“There are these capabilities that exist around the world and if we partner with them than we can do more of these complex missions and experiments on top of what we already want do. By developing with a space program that is sophisticated enough and with enough potential helps to elevate you as a country. If you cooperate with NASA, you enhance your own prestige.” — Jeff Foust
Although there are plenty of collaborations going on around the world, there is little motivation to push for an “International Space Ship” any time soon. This is primarily due to funding and international politics. Some things just don’t change.
So what could motivate the world’s nations to unite in a massive space exploration collaboration? Why should the first man on Mars be American or Russian or Chinese or European? Why can’t it be all of the above? This will probably only happen if the NewSpace era is more than just a fad; perhaps companies like SpaceX, Bigelow Aerospace, XCOR, Orbital Sciences, Boeing, Lockheed Martin will be the trailblazers of a huge emerging industry. Space commercialization is happening now, perhaps it will bring together nations under one flag, the flag of profit. Perhaps this can be done with huge collaborative efforts by international space agencies, governments investing in science and technology, companies being subsidised to provide launch capabilities, orbital solar energy plants, transportation systems and refuelling depots at the Lagrangian points–
When I start talking like this, I have found that I draw huge criticism from an unlikely crowd of people.
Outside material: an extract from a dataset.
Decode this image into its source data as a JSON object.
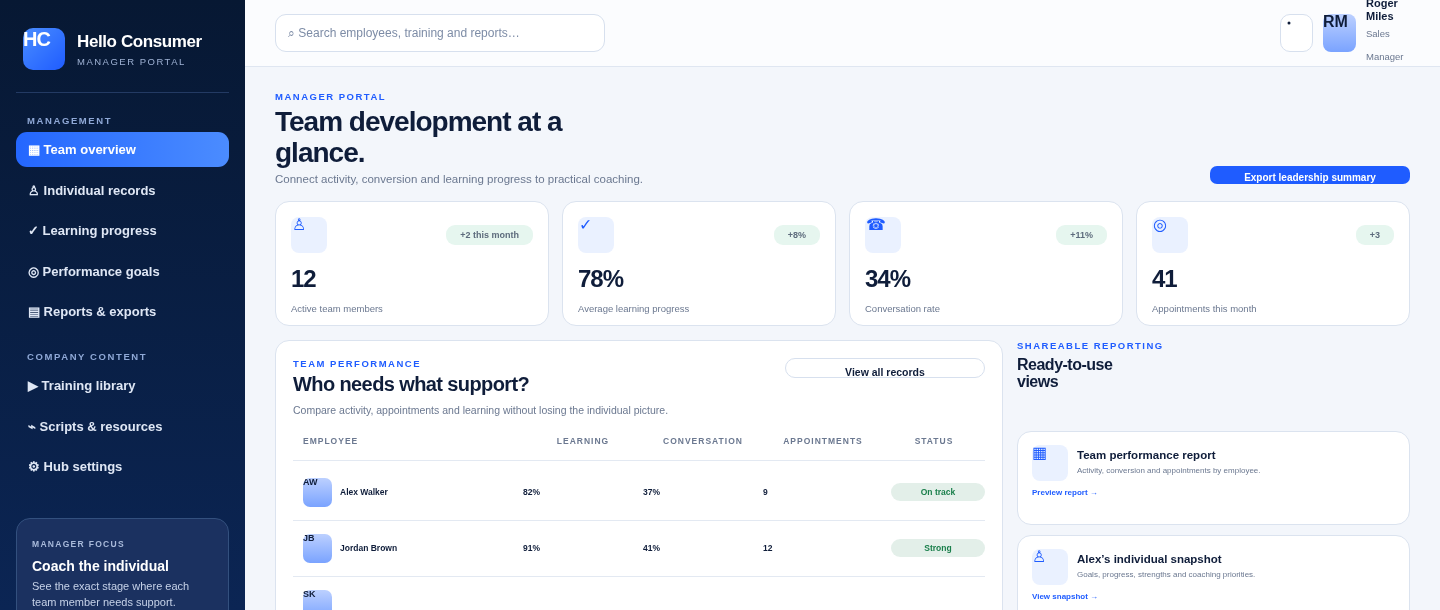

I receive emails and comments from space enthusiasts, not unlike myself, accusing me of being an “idiot”, “naive” or “British” (yep, somehow “British” was used as an insult because “you lot don’t have a space agency“, for some reason this gave me no right to comment on US efforts in space. Oh do calm down and get to the back of the queue). So this brings me to another point. Yes, there are many “dreamers” when it comes to space exploration, and I consider myself to be one of them. I don’t have all the answers to the current issues for NASA, ESA, Rocosmos or the British National Space Centre (take that Mr “You Don’t Have A Space Agency”! It may not be well known, but at least we’re doing something), but if we begin stifling people who have an enthusiasm for space exploration just because it doesn’t “fit” with popular opinion, the very people who might be space exploration visionaries will turn away from the thing they do best: communicate the excitement of scientific endeavour. Just because us “dreamers” may not be “right”, it doesn’t mean we’re wrong either.
I’m sure Elon Musk was accused of being a dreamer at some point when he said, ‘I know, I’m going to launch stuff into space and make it cheap!’
As for stimulating humanity to take that next leap of evolution into space, it needs to be a global effort and we need to see humanity spreading to other worlds as a necessity and not a luxury. I can guarantee that if the single biggest threat to mankind (apart from ourselves) is spotted through a telescope in the future, we’ll really wish we had a thriving space travel infrastructure so we can deal with the ever present threat of an asteroid impact. Therefore, who needs to stimulate the economy when you need to save a civilization? The truth is, there are far greater things at stake than the credit crunch, we need to be prepared to participate in this Solar System of ours to ensure the survival of our species.